The prediction of protein structures has become easier with a method developed by KAUST researchers that outperforms state-of-the-art techniques. Resulting insight into proteins could help to identify drug targets and develop therapeutics.
Proteins have multiple structure levels, the most basic of which is a string of building blocks called amino acids that are linked in a protein-specific sequence. The complete amino acid chains fold into 3-D structures that are essential for protein function. The 3-D structure of a protein tells us about proteins' roles in cells, but determining this structure is remarkably difficult.

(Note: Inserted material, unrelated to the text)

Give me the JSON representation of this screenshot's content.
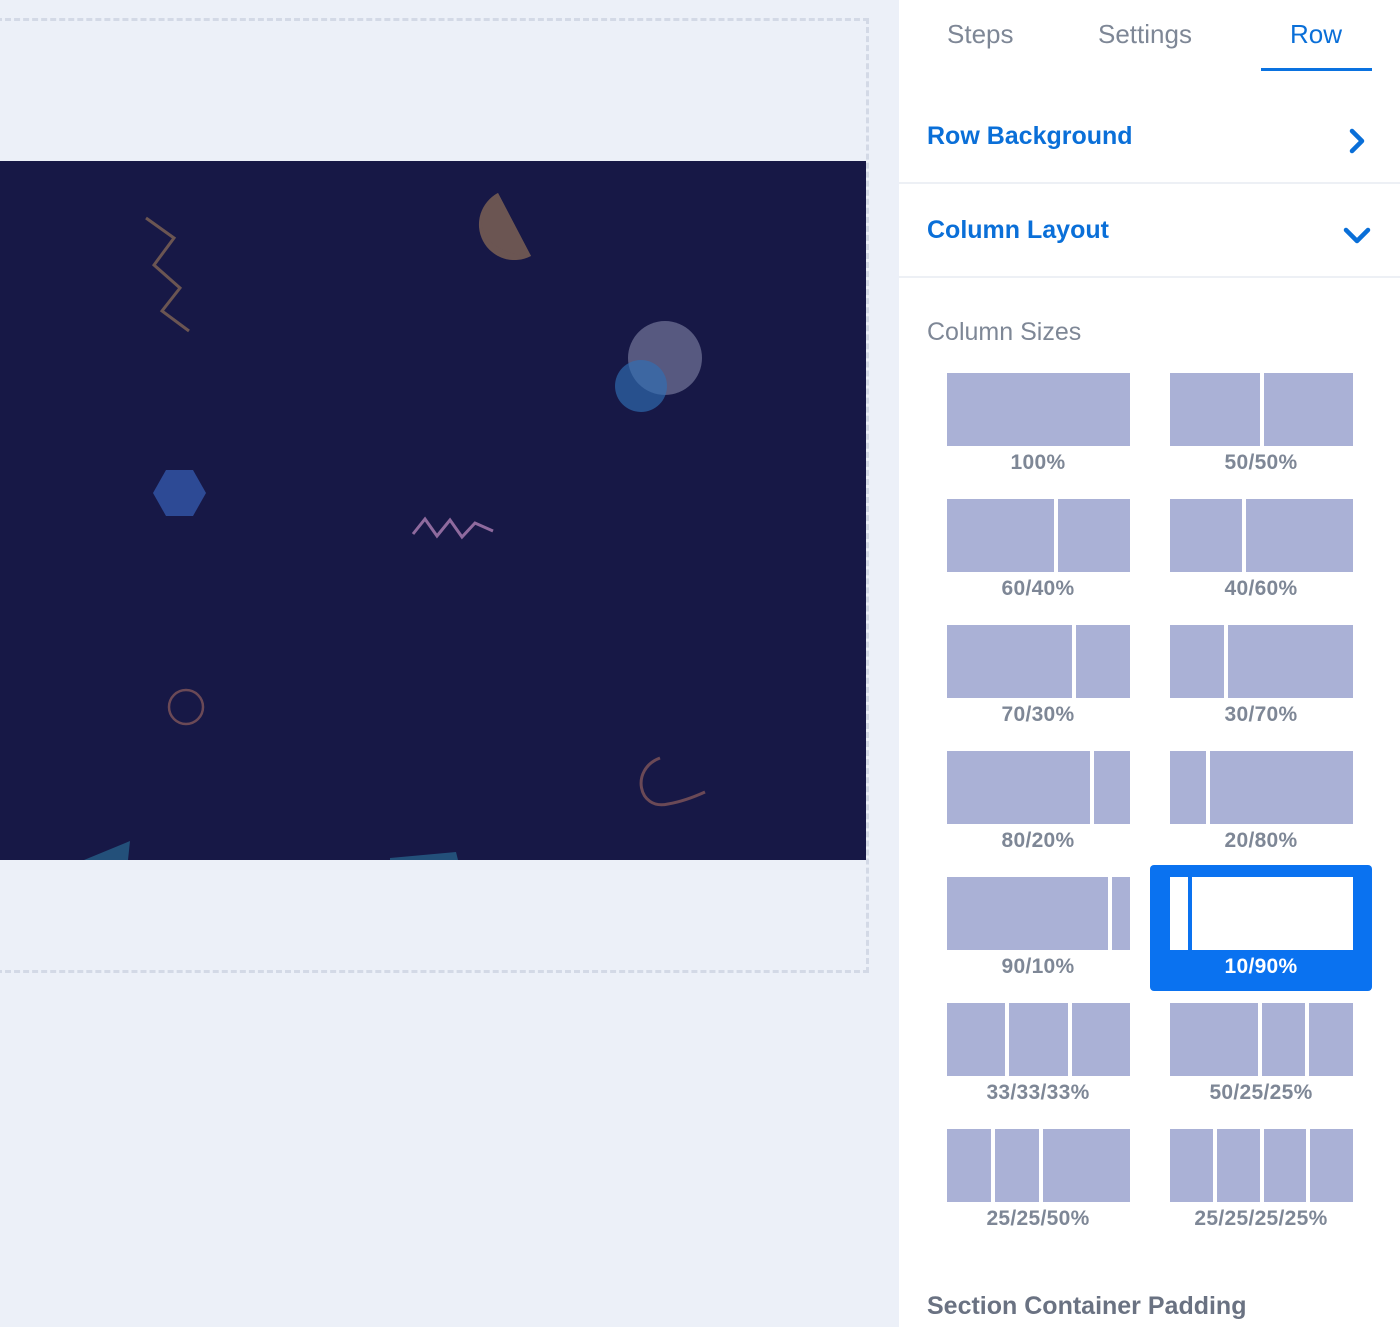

“Searching for protein 3-D structure from scratch is difficult due to the huge search space,” explained Xin Gao from the KAUST Computational Bioscience Research Center. “The most promising way to predict protein structures is by homology modeling, which is based on the observation that homologous proteins have similar structures.”
Homology modeling looks for similarities between the query protein and thousands of proteins with known 3-D structures. Current systems can look for similarities in amino acid sequence through a process called sequence alignment or assess how well the amino acid sequence maps to known 3-D structures in a process called threading. However, they do not account for the entire protein sequence space (all known sequences) and the entire structure space (all known 3-D structures). Gao and colleagues developed a cross-modal method called CMsearch that integrates such information.
“CMsearch systematically and simultaneously incorporates sequence and structure features and sequence space and structure space information,” Gao said. “Its ability to consider more information in a systematic way means that CMsearch can successfully detect some remote homologs with relatively weak sequence alignment or threading scores that existing methods cannot detect.”
The researchers tested their system on a database of over 8,000 proteins. They selected some proteins to be query proteins for which only the basic sequences were known. They then asked CMsearch to predict the 3-D structures of these proteins by comparing the query protein sequences to proteins in the rest of the database.
CMsearch identified homologs for the query proteins more accurately than other currently used prediction software, demonstrating the benefit of analyzing sequence and structure space information in parallel.
The improvement that CMsearch yields in structural predictions provides a basis for greater functional insights, with the potential for considerable biomedical benefits.
“The function of a protein is determined by its 3-D structure,” said Gao. “Therefore, determining protein structures can help us to understand how proteins work and lead to therapeutic solutions for various diseases.”